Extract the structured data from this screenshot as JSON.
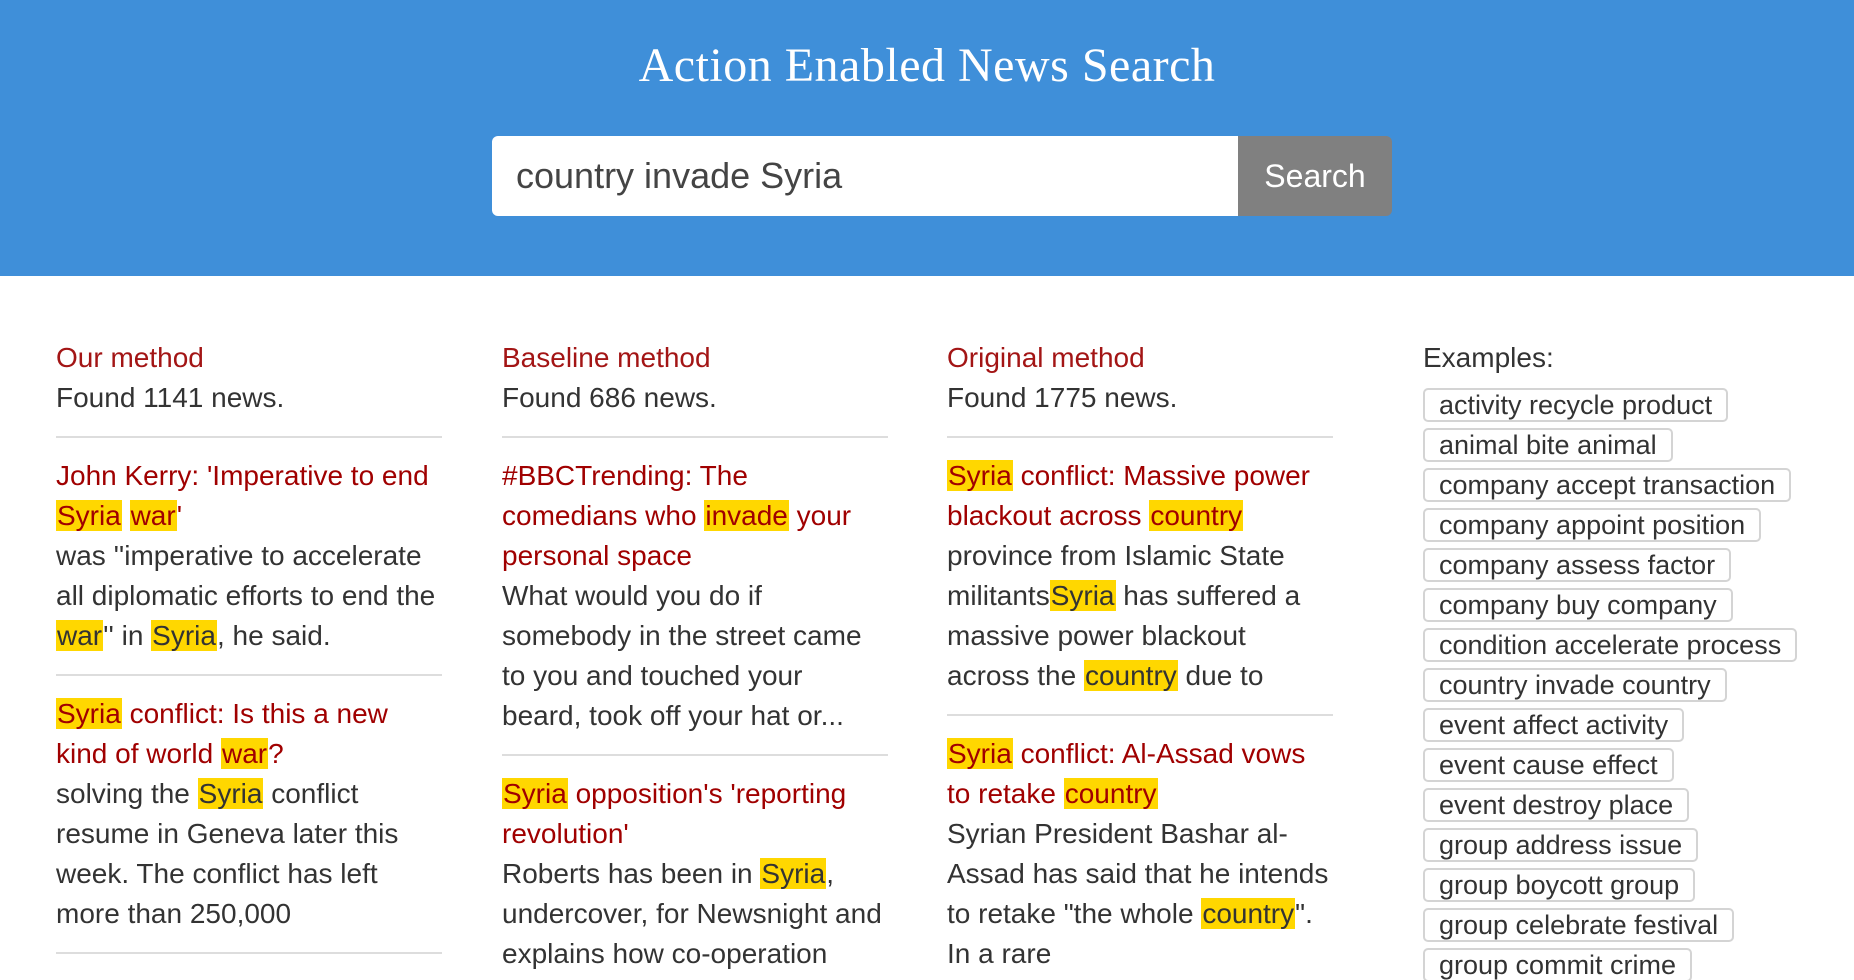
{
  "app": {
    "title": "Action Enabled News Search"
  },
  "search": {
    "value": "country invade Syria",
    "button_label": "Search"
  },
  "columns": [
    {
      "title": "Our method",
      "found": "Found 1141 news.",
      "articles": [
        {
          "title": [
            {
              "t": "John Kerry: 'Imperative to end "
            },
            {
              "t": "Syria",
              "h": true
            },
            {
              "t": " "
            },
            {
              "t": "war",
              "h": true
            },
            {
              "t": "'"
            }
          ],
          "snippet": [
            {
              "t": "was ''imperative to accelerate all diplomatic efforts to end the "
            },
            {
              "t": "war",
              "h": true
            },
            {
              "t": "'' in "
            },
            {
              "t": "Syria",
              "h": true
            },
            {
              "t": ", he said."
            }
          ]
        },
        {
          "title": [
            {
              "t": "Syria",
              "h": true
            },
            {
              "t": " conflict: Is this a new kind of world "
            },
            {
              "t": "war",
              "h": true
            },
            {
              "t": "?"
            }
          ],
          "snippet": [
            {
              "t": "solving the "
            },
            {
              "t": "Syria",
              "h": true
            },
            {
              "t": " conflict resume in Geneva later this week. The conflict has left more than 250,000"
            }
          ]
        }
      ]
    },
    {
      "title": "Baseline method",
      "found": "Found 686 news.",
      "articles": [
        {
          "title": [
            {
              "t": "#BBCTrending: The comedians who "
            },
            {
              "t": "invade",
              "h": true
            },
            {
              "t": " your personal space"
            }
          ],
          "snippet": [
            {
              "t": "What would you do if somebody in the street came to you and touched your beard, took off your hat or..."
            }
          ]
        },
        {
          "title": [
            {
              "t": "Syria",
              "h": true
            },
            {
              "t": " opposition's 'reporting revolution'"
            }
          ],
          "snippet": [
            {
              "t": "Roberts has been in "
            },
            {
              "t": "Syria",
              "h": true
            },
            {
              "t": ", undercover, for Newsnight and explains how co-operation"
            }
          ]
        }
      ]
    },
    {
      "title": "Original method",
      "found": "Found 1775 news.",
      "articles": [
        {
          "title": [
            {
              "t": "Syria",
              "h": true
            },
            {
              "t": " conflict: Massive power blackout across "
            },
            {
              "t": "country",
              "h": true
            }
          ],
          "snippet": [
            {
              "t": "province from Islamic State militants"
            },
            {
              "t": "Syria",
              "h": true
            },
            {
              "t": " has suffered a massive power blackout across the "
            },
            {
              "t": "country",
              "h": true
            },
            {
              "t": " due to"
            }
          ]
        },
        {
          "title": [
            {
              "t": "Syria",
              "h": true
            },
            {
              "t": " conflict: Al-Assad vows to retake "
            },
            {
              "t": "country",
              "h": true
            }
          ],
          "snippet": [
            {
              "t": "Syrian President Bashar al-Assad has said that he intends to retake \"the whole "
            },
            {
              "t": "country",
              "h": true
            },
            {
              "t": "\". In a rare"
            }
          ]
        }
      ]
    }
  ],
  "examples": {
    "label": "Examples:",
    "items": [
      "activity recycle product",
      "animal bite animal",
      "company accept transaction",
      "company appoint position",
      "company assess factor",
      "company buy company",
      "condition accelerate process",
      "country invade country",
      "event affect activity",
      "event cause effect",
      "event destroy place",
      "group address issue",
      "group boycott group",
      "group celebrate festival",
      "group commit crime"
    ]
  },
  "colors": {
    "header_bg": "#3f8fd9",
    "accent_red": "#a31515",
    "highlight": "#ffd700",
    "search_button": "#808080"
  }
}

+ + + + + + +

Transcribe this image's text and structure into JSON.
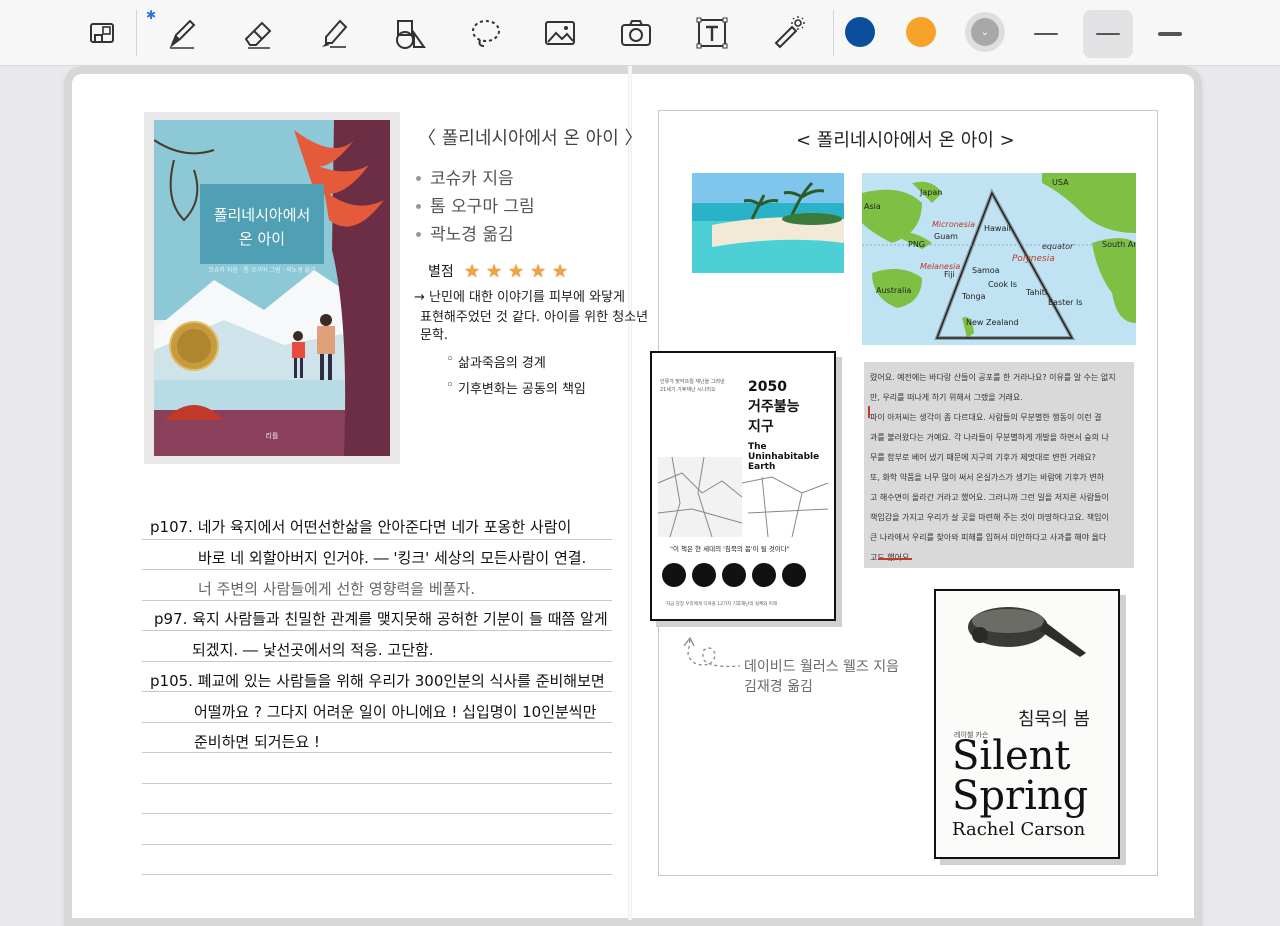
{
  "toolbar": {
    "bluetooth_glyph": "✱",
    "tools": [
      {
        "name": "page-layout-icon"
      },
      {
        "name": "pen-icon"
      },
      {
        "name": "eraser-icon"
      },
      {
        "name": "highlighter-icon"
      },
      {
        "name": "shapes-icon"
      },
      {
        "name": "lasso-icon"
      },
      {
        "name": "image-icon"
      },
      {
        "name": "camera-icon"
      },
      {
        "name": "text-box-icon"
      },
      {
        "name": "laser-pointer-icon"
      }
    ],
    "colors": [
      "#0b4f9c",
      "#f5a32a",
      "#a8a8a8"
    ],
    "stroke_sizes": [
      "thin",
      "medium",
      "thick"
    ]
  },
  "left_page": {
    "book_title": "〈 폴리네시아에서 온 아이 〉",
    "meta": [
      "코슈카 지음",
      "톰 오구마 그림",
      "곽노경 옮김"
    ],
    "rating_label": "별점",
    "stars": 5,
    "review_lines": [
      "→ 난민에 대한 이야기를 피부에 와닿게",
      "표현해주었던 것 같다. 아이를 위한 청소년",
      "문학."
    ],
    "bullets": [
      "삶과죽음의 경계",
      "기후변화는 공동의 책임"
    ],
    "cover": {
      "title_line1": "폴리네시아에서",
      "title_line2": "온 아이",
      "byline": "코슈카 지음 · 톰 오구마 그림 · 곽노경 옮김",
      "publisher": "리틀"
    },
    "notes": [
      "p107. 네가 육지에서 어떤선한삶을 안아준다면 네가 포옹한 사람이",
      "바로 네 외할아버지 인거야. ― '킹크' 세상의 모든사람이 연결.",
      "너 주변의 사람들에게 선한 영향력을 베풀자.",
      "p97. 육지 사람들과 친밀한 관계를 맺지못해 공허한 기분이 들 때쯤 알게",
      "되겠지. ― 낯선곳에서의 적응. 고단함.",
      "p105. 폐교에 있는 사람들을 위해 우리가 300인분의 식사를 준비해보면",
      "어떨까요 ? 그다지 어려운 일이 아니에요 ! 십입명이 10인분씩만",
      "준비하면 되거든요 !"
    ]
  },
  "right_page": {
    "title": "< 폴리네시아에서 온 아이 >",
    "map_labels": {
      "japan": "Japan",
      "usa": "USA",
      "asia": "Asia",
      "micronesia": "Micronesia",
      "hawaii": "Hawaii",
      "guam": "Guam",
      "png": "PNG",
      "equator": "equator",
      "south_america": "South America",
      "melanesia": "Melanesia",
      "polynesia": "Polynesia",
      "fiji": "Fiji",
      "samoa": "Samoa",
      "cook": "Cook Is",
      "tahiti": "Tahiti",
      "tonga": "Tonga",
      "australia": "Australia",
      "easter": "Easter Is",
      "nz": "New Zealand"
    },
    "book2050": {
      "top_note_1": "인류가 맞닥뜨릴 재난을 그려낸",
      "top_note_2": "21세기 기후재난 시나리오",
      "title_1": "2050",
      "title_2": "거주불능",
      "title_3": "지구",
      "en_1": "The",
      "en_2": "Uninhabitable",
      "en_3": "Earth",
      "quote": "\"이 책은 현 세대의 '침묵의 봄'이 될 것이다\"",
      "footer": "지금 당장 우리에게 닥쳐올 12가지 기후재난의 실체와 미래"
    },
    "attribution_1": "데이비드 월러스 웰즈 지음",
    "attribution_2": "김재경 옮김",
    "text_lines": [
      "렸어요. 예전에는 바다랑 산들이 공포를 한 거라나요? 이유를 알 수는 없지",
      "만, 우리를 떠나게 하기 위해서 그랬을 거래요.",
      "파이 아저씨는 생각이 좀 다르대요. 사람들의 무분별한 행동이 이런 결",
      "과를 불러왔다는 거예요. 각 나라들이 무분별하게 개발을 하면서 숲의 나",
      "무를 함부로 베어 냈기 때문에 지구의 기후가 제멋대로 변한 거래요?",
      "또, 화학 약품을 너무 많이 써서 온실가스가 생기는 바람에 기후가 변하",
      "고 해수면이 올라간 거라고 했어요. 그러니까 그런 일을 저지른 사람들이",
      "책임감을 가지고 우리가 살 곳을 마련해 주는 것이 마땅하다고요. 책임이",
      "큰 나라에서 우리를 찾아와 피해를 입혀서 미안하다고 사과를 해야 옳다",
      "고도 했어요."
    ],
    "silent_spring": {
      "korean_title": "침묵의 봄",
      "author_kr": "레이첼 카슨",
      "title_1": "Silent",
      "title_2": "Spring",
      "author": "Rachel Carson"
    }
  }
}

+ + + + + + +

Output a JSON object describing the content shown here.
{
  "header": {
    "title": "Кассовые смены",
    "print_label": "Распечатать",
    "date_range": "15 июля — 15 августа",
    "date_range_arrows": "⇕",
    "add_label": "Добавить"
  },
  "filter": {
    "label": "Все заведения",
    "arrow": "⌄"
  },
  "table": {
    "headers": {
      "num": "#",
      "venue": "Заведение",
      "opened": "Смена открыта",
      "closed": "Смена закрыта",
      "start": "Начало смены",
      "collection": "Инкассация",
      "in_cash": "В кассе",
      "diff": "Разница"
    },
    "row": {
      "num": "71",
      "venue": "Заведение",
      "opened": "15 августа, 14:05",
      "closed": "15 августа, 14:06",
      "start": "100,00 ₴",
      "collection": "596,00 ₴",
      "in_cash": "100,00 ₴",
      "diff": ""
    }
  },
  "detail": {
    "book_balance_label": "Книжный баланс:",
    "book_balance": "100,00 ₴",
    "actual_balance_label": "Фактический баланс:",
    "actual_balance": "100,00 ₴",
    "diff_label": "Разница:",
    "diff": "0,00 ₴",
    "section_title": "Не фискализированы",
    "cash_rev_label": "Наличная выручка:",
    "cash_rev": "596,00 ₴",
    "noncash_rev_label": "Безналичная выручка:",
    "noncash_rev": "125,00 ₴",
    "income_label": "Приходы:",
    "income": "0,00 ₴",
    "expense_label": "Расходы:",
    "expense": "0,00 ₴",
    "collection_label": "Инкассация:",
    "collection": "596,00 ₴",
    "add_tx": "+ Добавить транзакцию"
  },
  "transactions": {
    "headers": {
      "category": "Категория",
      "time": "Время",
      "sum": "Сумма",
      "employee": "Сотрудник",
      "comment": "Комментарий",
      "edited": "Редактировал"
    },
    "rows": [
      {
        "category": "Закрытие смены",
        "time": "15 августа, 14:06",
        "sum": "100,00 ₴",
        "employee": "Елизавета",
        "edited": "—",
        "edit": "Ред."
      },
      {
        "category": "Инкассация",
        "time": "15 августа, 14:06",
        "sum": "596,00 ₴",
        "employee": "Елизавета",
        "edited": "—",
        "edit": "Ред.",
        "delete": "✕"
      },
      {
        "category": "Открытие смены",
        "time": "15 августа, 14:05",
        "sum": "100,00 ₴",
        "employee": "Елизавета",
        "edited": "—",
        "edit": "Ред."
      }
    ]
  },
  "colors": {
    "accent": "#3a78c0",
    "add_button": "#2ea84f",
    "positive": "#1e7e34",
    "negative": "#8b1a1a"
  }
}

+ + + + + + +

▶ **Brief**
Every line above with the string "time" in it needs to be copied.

▶ **Answer area**
      "time": "Время",
        "time": "15 августа, 14:06",
        "time": "15 августа, 14:06",
        "time": "15 августа, 14:05",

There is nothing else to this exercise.